He smiled sadly as he thought about that day. His home life seemed so happy then. His mother was still alive, his father home and happy. They had thought they would get through it.
He'd never troubled them with his problems at school before. He didn't think they needed to know. They'd had enough on their minds without knowing how their son was treated at school.
He picked up the gun. Now they would never know. And he could end it so easily. He could be reunited with his mom.
He'd made his decision.
The next day, after dropping his sister off at the local elementary school, he walked slowly to the high school, hands stuffed in the deep pockets of his long, black coat. The fingers of his right hand curled around the cool metal of the gun in his pocket. Today was the day. Today, they would all pay.
He entered the school and headed straight to his homeroom, not bothering to stop by his locker for his books. He wouldn't be needing them today.
He walked into the classroom and took his usual seat in the back, avoiding looking at the faces sneering at him.
The bell rang, signaling the start of the school day. The teacher stood up from her desk and asked everyone to quiet down so she could take roll.
His fingers grasped the handle of the gun. It's time.
He walked to the front of the room, curious stares following him. He turned and glanced out at the sea of faces. All the faces looking at him with curiosity, disgust, and hate.
He quickly whipped out the gun and pointed it straight at the captain of the football team, his worst tormenter. "Nobody move."
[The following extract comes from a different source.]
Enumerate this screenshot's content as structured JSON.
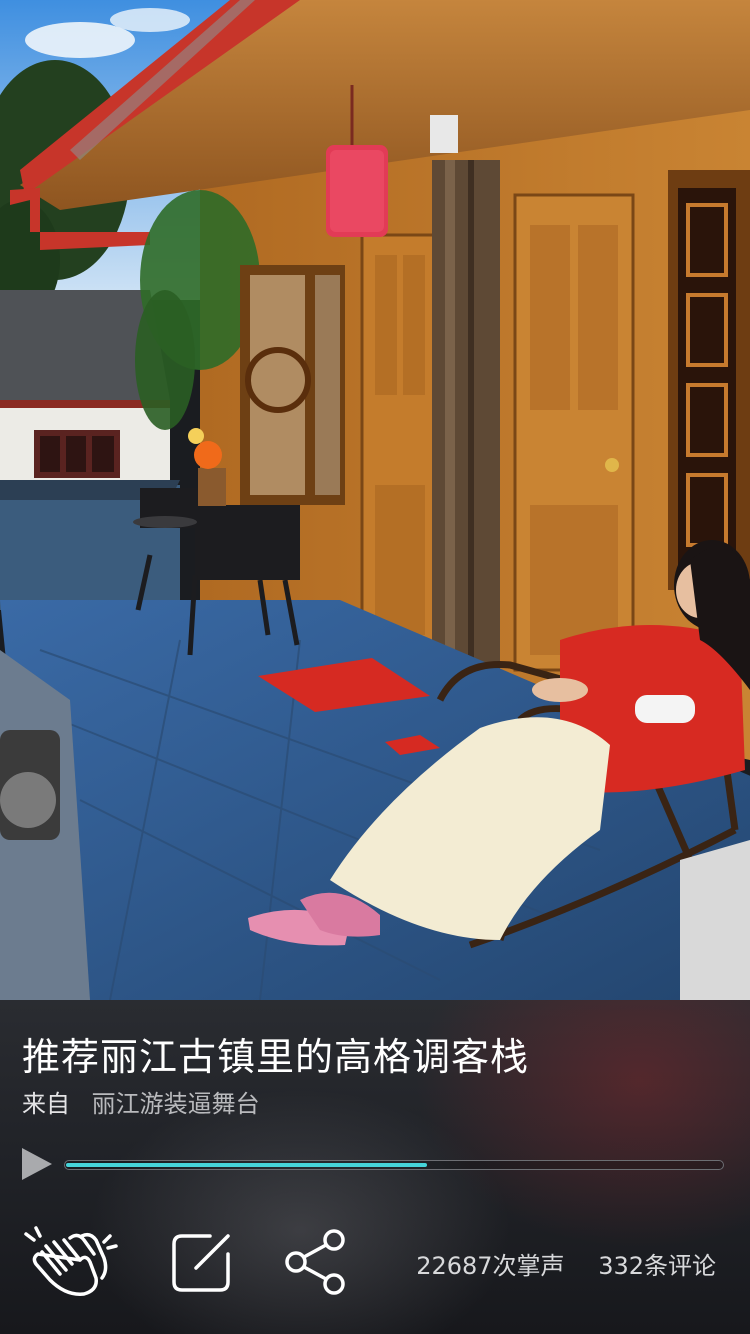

The looks on the faces of the students quickly changed to looks of terror. A girl in the front burst into tears. The boy at whom the gun was pointed slowly put his hands in the air. "Hey, come on man, chill out."
His eyes narrowed. "I said, don't move."
The teacher stood motionless behind her desk, not knowing what to do. She'd heard about these things before, but never thought she'd have to experience it herself. She was as frightened as the other students.
She spoke. "I don't know why you are doing this, but you need to put the gun down. We'll get you some help."
"Help? When has anyone ever helped me?" He turned to her, keeping the gun trained on the football player.
She took a small step forward. "It's okay. Just put the gun down."
He glared out at the students. They're faces were filled with fear. For once, they weren't tormenting him. For once, they were the ones that were scared. "No. I want them to suffer like they've made me suffer."
"I'm sure they didn't mean it." Another small step.
He ran his free hand shakily through his shaggy, black hair. "Oh, they did."
The football captain tried to stand slowly. He saw this and snapped his head back to glare daggers at him. He screamed, "I said, don't move!" And he pulled the trigger. The boy collapsed in a heap on the floor.
A girl shrieked. He didn't care anymore. He wanted them to hurt. He wanted them to feel the pain he felt every day. He started shooting in a frenzy. Seven were down, a window was shattered, and a hole pierced the back wall.
He jumped on top of the teacher's desk and stared at the carnage, teeth clenched, eyes narrowed, his breath coming in short, heavy pants. He raised the gun to his head and placed the barrel against his temple. He muttered three last words before pulling the trigger one last time. "I'm coming, Mom."
Six people died that day. Maybe if people had cared to find out how this boy was, it wouldn't have happened. Maybe if someone had reached out a helping hand to him, he wouldn't have died that day, a wounded soul.